Work to complete
Copy out all of the data that follows, exactly as it appears.
┌─ Supplied records
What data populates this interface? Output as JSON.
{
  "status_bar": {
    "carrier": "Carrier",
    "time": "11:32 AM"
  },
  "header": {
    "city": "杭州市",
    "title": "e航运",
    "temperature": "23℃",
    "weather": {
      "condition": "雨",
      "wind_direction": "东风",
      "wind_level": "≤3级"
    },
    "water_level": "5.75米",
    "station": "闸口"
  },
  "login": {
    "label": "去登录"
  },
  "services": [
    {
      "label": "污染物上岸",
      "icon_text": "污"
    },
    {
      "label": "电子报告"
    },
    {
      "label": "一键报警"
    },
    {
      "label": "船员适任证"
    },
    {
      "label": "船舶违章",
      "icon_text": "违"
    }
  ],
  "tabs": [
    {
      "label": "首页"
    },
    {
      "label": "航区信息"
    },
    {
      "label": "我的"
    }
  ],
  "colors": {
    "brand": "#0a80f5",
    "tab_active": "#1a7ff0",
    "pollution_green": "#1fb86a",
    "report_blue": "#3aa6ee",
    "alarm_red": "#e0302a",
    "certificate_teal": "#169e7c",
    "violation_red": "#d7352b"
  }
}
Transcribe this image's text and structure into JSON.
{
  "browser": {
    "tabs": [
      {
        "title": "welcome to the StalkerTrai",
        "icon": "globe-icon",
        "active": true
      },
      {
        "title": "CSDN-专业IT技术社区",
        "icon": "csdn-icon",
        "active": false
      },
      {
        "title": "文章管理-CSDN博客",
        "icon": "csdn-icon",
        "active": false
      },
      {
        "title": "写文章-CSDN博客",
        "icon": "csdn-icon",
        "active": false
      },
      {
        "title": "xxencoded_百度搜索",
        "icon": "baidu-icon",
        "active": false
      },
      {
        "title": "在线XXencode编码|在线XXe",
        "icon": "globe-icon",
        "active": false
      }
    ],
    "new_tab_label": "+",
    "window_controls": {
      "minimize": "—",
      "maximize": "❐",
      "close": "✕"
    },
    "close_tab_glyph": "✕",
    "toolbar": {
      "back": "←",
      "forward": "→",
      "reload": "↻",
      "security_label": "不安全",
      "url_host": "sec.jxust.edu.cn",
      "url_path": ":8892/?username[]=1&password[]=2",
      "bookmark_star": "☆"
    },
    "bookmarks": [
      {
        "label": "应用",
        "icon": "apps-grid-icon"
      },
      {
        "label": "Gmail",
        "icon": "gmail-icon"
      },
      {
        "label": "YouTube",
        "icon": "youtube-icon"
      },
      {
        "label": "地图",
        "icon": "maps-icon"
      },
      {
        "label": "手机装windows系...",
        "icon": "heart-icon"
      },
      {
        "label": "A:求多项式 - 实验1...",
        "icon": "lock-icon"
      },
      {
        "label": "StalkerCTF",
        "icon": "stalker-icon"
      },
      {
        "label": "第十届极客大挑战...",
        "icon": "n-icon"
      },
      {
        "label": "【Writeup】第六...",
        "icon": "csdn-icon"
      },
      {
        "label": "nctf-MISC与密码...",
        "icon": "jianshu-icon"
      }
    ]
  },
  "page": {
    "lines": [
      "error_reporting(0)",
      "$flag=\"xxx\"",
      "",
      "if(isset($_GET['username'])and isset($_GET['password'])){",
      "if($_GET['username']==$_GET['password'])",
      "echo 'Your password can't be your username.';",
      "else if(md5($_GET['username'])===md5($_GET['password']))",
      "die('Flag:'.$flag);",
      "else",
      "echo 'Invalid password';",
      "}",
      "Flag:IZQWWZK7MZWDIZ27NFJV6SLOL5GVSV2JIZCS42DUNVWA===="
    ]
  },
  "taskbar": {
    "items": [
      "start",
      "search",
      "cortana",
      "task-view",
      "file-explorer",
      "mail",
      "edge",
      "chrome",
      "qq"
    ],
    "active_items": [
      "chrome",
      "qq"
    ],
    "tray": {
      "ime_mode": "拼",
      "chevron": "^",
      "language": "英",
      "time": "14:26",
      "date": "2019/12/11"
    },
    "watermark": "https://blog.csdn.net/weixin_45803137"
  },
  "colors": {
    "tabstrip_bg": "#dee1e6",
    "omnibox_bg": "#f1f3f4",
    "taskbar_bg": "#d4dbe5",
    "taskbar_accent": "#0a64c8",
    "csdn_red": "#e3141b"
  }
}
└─
Response
What data populates this interface? Output as JSON.
{
  "status_bar": {
    "carrier": "Carrier",
    "time": "11:32 AM"
  },
  "header": {
    "city": "杭州市",
    "title": "e航运",
    "temperature": "23℃",
    "weather": {
      "condition": "雨",
      "wind_direction": "东风",
      "wind_level": "≤3级"
    },
    "water_level": "5.75米",
    "station": "闸口"
  },
  "login": {
    "label": "去登录"
  },
  "services": [
    {
      "label": "污染物上岸",
      "icon_text": "污"
    },
    {
      "label": "电子报告"
    },
    {
      "label": "一键报警"
    },
    {
      "label": "船员适任证"
    },
    {
      "label": "船舶违章",
      "icon_text": "违"
    }
  ],
  "tabs": [
    {
      "label": "首页"
    },
    {
      "label": "航区信息"
    },
    {
      "label": "我的"
    }
  ],
  "colors": {
    "brand": "#0a80f5",
    "tab_active": "#1a7ff0",
    "pollution_green": "#1fb86a",
    "report_blue": "#3aa6ee",
    "alarm_red": "#e0302a",
    "certificate_teal": "#169e7c",
    "violation_red": "#d7352b"
  }
}
Transcribe this image's text and structure into JSON.
{
  "browser": {
    "tabs": [
      {
        "title": "welcome to the StalkerTrai",
        "icon": "globe-icon",
        "active": true
      },
      {
        "title": "CSDN-专业IT技术社区",
        "icon": "csdn-icon",
        "active": false
      },
      {
        "title": "文章管理-CSDN博客",
        "icon": "csdn-icon",
        "active": false
      },
      {
        "title": "写文章-CSDN博客",
        "icon": "csdn-icon",
        "active": false
      },
      {
        "title": "xxencoded_百度搜索",
        "icon": "baidu-icon",
        "active": false
      },
      {
        "title": "在线XXencode编码|在线XXe",
        "icon": "globe-icon",
        "active": false
      }
    ],
    "new_tab_label": "+",
    "window_controls": {
      "minimize": "—",
      "maximize": "❐",
      "close": "✕"
    },
    "close_tab_glyph": "✕",
    "toolbar": {
      "back": "←",
      "forward": "→",
      "reload": "↻",
      "security_label": "不安全",
      "url_host": "sec.jxust.edu.cn",
      "url_path": ":8892/?username[]=1&password[]=2",
      "bookmark_star": "☆"
    },
    "bookmarks": [
      {
        "label": "应用",
        "icon": "apps-grid-icon"
      },
      {
        "label": "Gmail",
        "icon": "gmail-icon"
      },
      {
        "label": "YouTube",
        "icon": "youtube-icon"
      },
      {
        "label": "地图",
        "icon": "maps-icon"
      },
      {
        "label": "手机装windows系...",
        "icon": "heart-icon"
      },
      {
        "label": "A:求多项式 - 实验1...",
        "icon": "lock-icon"
      },
      {
        "label": "StalkerCTF",
        "icon": "stalker-icon"
      },
      {
        "label": "第十届极客大挑战...",
        "icon": "n-icon"
      },
      {
        "label": "【Writeup】第六...",
        "icon": "csdn-icon"
      },
      {
        "label": "nctf-MISC与密码...",
        "icon": "jianshu-icon"
      }
    ]
  },
  "page": {
    "lines": [
      "error_reporting(0)",
      "$flag=\"xxx\"",
      "",
      "if(isset($_GET['username'])and isset($_GET['password'])){",
      "if($_GET['username']==$_GET['password'])",
      "echo 'Your password can't be your username.';",
      "else if(md5($_GET['username'])===md5($_GET['password']))",
      "die('Flag:'.$flag);",
      "else",
      "echo 'Invalid password';",
      "}",
      "Flag:IZQWWZK7MZWDIZ27NFJV6SLOL5GVSV2JIZCS42DUNVWA===="
    ]
  },
  "taskbar": {
    "items": [
      "start",
      "search",
      "cortana",
      "task-view",
      "file-explorer",
      "mail",
      "edge",
      "chrome",
      "qq"
    ],
    "active_items": [
      "chrome",
      "qq"
    ],
    "tray": {
      "ime_mode": "拼",
      "chevron": "^",
      "language": "英",
      "time": "14:26",
      "date": "2019/12/11"
    },
    "watermark": "https://blog.csdn.net/weixin_45803137"
  },
  "colors": {
    "tabstrip_bg": "#dee1e6",
    "omnibox_bg": "#f1f3f4",
    "taskbar_bg": "#d4dbe5",
    "taskbar_accent": "#0a64c8",
    "csdn_red": "#e3141b"
  }
}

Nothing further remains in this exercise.